▶ [Brief]: Copy out the data that follows exactly, leaving out no line.

┌──

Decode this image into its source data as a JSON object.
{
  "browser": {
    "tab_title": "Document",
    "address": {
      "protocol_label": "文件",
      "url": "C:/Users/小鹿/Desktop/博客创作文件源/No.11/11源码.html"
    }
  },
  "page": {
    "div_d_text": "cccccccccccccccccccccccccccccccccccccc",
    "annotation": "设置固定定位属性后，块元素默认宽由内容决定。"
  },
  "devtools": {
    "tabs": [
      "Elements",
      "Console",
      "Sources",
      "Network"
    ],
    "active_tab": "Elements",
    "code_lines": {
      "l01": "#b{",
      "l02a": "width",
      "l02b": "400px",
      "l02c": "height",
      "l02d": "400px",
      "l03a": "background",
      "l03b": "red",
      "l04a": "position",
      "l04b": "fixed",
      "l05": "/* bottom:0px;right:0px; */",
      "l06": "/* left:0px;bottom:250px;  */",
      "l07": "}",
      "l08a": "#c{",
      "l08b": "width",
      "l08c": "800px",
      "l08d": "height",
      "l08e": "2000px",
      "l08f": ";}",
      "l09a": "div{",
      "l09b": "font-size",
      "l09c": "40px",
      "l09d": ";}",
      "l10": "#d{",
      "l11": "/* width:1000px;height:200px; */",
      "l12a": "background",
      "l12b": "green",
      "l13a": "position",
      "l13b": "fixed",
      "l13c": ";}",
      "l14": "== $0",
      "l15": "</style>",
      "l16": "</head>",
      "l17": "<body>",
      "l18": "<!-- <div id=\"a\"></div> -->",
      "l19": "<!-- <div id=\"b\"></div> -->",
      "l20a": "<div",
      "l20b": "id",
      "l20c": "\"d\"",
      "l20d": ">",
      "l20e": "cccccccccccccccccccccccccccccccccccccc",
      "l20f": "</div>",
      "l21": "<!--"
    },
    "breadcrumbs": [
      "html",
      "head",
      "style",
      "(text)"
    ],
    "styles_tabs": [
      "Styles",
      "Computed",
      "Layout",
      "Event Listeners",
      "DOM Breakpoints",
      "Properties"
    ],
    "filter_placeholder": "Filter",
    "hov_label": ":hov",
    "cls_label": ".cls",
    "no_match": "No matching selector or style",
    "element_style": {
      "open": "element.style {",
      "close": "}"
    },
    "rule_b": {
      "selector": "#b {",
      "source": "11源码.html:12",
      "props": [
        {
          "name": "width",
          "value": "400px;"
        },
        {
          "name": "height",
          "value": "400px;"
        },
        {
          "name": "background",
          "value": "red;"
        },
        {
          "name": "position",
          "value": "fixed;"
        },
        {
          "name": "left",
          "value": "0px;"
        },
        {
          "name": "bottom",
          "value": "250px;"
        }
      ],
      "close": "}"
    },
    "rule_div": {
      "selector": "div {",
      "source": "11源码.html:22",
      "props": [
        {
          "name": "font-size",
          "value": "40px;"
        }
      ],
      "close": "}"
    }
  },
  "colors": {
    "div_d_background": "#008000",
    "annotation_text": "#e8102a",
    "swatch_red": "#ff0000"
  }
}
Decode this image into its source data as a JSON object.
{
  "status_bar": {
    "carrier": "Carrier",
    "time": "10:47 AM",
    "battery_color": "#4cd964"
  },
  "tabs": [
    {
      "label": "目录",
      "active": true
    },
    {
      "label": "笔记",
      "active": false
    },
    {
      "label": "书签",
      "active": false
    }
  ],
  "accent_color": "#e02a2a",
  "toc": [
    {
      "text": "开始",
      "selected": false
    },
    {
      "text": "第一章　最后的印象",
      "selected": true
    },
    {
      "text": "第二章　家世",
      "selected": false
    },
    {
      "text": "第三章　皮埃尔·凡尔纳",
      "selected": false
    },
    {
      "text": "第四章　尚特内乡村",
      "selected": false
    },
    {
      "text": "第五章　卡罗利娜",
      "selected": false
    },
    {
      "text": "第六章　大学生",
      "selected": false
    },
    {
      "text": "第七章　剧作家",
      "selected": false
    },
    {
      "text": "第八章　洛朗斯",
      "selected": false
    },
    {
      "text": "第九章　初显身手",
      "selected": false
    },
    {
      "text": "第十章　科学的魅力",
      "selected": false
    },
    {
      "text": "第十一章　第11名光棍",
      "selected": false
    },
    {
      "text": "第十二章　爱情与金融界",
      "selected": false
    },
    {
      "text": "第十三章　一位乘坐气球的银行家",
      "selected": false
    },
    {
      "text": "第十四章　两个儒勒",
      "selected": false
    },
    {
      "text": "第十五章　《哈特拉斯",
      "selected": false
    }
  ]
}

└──

▶ [Answer box]:
Decode this image into its source data as a JSON object.
{
  "browser": {
    "tab_title": "Document",
    "address": {
      "protocol_label": "文件",
      "url": "C:/Users/小鹿/Desktop/博客创作文件源/No.11/11源码.html"
    }
  },
  "page": {
    "div_d_text": "cccccccccccccccccccccccccccccccccccccc",
    "annotation": "设置固定定位属性后，块元素默认宽由内容决定。"
  },
  "devtools": {
    "tabs": [
      "Elements",
      "Console",
      "Sources",
      "Network"
    ],
    "active_tab": "Elements",
    "code_lines": {
      "l01": "#b{",
      "l02a": "width",
      "l02b": "400px",
      "l02c": "height",
      "l02d": "400px",
      "l03a": "background",
      "l03b": "red",
      "l04a": "position",
      "l04b": "fixed",
      "l05": "/* bottom:0px;right:0px; */",
      "l06": "/* left:0px;bottom:250px;  */",
      "l07": "}",
      "l08a": "#c{",
      "l08b": "width",
      "l08c": "800px",
      "l08d": "height",
      "l08e": "2000px",
      "l08f": ";}",
      "l09a": "div{",
      "l09b": "font-size",
      "l09c": "40px",
      "l09d": ";}",
      "l10": "#d{",
      "l11": "/* width:1000px;height:200px; */",
      "l12a": "background",
      "l12b": "green",
      "l13a": "position",
      "l13b": "fixed",
      "l13c": ";}",
      "l14": "== $0",
      "l15": "</style>",
      "l16": "</head>",
      "l17": "<body>",
      "l18": "<!-- <div id=\"a\"></div> -->",
      "l19": "<!-- <div id=\"b\"></div> -->",
      "l20a": "<div",
      "l20b": "id",
      "l20c": "\"d\"",
      "l20d": ">",
      "l20e": "cccccccccccccccccccccccccccccccccccccc",
      "l20f": "</div>",
      "l21": "<!--"
    },
    "breadcrumbs": [
      "html",
      "head",
      "style",
      "(text)"
    ],
    "styles_tabs": [
      "Styles",
      "Computed",
      "Layout",
      "Event Listeners",
      "DOM Breakpoints",
      "Properties"
    ],
    "filter_placeholder": "Filter",
    "hov_label": ":hov",
    "cls_label": ".cls",
    "no_match": "No matching selector or style",
    "element_style": {
      "open": "element.style {",
      "close": "}"
    },
    "rule_b": {
      "selector": "#b {",
      "source": "11源码.html:12",
      "props": [
        {
          "name": "width",
          "value": "400px;"
        },
        {
          "name": "height",
          "value": "400px;"
        },
        {
          "name": "background",
          "value": "red;"
        },
        {
          "name": "position",
          "value": "fixed;"
        },
        {
          "name": "left",
          "value": "0px;"
        },
        {
          "name": "bottom",
          "value": "250px;"
        }
      ],
      "close": "}"
    },
    "rule_div": {
      "selector": "div {",
      "source": "11源码.html:22",
      "props": [
        {
          "name": "font-size",
          "value": "40px;"
        }
      ],
      "close": "}"
    }
  },
  "colors": {
    "div_d_background": "#008000",
    "annotation_text": "#e8102a",
    "swatch_red": "#ff0000"
  }
}
Decode this image into its source data as a JSON object.
{
  "status_bar": {
    "carrier": "Carrier",
    "time": "10:47 AM",
    "battery_color": "#4cd964"
  },
  "tabs": [
    {
      "label": "目录",
      "active": true
    },
    {
      "label": "笔记",
      "active": false
    },
    {
      "label": "书签",
      "active": false
    }
  ],
  "accent_color": "#e02a2a",
  "toc": [
    {
      "text": "开始",
      "selected": false
    },
    {
      "text": "第一章　最后的印象",
      "selected": true
    },
    {
      "text": "第二章　家世",
      "selected": false
    },
    {
      "text": "第三章　皮埃尔·凡尔纳",
      "selected": false
    },
    {
      "text": "第四章　尚特内乡村",
      "selected": false
    },
    {
      "text": "第五章　卡罗利娜",
      "selected": false
    },
    {
      "text": "第六章　大学生",
      "selected": false
    },
    {
      "text": "第七章　剧作家",
      "selected": false
    },
    {
      "text": "第八章　洛朗斯",
      "selected": false
    },
    {
      "text": "第九章　初显身手",
      "selected": false
    },
    {
      "text": "第十章　科学的魅力",
      "selected": false
    },
    {
      "text": "第十一章　第11名光棍",
      "selected": false
    },
    {
      "text": "第十二章　爱情与金融界",
      "selected": false
    },
    {
      "text": "第十三章　一位乘坐气球的银行家",
      "selected": false
    },
    {
      "text": "第十四章　两个儒勒",
      "selected": false
    },
    {
      "text": "第十五章　《哈特拉斯",
      "selected": false
    }
  ]
}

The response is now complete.